**Exercise**
Lines in the listing below containing the string "title" are to be identified and copied.

**Material to process**
[Start of Attachment]

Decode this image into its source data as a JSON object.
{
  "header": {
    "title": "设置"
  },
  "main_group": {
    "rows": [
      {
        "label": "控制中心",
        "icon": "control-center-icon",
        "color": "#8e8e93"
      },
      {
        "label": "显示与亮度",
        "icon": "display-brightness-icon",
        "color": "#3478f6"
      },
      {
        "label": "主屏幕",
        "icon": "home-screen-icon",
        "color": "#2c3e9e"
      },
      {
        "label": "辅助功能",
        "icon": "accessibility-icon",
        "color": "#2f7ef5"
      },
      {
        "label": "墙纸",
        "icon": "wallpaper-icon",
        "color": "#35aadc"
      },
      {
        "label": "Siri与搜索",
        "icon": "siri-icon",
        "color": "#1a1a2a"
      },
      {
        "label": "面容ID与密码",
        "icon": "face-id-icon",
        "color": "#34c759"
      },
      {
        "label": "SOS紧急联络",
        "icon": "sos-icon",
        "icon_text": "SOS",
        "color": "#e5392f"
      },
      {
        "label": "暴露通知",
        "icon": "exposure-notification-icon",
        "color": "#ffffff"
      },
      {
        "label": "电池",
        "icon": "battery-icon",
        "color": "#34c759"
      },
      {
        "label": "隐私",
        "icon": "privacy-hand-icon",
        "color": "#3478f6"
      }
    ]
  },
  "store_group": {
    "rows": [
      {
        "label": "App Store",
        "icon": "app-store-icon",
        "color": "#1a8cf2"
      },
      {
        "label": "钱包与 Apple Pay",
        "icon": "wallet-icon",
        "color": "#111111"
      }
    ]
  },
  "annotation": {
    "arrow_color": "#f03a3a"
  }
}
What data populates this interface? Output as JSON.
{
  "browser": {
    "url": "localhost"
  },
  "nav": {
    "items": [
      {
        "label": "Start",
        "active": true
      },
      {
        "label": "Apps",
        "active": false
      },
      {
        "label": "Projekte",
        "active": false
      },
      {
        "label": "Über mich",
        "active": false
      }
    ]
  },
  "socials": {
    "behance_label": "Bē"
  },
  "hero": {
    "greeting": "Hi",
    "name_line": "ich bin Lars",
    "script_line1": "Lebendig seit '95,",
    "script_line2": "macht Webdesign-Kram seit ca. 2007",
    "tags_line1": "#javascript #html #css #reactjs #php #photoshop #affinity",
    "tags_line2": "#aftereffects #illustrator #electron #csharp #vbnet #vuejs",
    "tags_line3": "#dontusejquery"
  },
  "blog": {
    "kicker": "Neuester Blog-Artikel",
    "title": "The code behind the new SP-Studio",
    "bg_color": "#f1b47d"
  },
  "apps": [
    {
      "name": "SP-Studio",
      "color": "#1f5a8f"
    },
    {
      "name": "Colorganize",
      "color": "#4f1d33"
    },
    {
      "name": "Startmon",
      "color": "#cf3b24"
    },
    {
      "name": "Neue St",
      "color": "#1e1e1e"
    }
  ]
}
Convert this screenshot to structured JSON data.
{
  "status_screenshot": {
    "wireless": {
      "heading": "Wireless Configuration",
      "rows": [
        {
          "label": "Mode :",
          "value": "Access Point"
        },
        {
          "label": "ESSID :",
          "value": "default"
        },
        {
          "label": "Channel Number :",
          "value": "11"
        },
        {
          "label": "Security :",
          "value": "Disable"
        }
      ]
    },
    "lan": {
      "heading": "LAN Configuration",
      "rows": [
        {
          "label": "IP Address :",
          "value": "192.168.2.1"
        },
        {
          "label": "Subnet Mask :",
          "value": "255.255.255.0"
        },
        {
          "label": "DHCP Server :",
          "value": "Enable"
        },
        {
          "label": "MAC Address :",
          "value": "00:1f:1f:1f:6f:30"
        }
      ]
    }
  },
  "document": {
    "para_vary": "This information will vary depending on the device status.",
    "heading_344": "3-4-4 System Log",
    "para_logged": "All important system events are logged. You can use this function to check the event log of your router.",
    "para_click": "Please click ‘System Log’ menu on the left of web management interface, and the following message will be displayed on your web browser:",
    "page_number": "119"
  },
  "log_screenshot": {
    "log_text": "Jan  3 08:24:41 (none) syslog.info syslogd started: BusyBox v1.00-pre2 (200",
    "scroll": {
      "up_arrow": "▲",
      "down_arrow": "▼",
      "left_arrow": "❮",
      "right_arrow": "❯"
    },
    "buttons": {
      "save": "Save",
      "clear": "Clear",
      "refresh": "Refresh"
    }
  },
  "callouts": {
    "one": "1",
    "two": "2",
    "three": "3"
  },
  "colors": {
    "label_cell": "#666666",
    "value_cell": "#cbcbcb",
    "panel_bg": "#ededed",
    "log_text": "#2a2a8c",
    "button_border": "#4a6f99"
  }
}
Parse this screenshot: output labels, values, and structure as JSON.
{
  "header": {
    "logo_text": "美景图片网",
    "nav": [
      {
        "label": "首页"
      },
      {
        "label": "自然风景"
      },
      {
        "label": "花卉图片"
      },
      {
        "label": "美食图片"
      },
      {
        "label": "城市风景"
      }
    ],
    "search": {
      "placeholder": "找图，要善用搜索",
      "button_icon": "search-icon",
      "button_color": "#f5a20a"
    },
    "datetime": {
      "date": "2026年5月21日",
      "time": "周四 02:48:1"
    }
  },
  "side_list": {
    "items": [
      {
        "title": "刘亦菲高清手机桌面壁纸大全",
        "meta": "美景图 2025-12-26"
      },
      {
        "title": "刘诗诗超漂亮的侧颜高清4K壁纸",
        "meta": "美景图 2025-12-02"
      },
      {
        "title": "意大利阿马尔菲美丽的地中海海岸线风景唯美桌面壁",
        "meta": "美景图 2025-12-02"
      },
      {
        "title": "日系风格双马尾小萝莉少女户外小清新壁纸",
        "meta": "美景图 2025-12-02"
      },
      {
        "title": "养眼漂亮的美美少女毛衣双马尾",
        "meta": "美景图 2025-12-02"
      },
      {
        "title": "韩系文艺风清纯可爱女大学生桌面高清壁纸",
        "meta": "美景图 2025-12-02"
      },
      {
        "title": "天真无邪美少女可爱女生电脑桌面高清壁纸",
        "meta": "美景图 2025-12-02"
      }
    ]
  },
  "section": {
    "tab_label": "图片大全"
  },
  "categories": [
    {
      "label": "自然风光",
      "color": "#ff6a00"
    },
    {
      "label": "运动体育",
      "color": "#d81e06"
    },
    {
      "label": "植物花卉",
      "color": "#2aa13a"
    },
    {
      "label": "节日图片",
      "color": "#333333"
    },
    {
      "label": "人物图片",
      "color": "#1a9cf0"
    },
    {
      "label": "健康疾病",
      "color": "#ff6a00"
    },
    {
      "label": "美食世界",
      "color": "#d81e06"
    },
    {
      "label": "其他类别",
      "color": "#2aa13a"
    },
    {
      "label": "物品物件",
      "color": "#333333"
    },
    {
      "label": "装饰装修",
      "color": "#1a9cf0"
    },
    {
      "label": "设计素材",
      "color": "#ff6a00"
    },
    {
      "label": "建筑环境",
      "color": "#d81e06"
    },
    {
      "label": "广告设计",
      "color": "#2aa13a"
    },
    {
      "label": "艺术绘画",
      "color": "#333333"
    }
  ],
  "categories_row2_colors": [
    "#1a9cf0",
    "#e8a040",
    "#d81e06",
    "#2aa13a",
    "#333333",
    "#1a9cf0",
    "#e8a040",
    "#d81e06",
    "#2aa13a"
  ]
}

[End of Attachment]

**Answer below**
    "title": "设置"
    "title": "The code behind the new SP-Studio",
        "title": "刘亦菲高清手机桌面壁纸大全",
        "title": "刘诗诗超漂亮的侧颜高清4K壁纸",
        "title": "意大利阿马尔菲美丽的地中海海岸线风景唯美桌面壁",
        "title": "日系风格双马尾小萝莉少女户外小清新壁纸",
        "title": "养眼漂亮的美美少女毛衣双马尾",
        "title": "韩系文艺风清纯可爱女大学生桌面高清壁纸",
        "title": "天真无邪美少女可爱女生电脑桌面高清壁纸",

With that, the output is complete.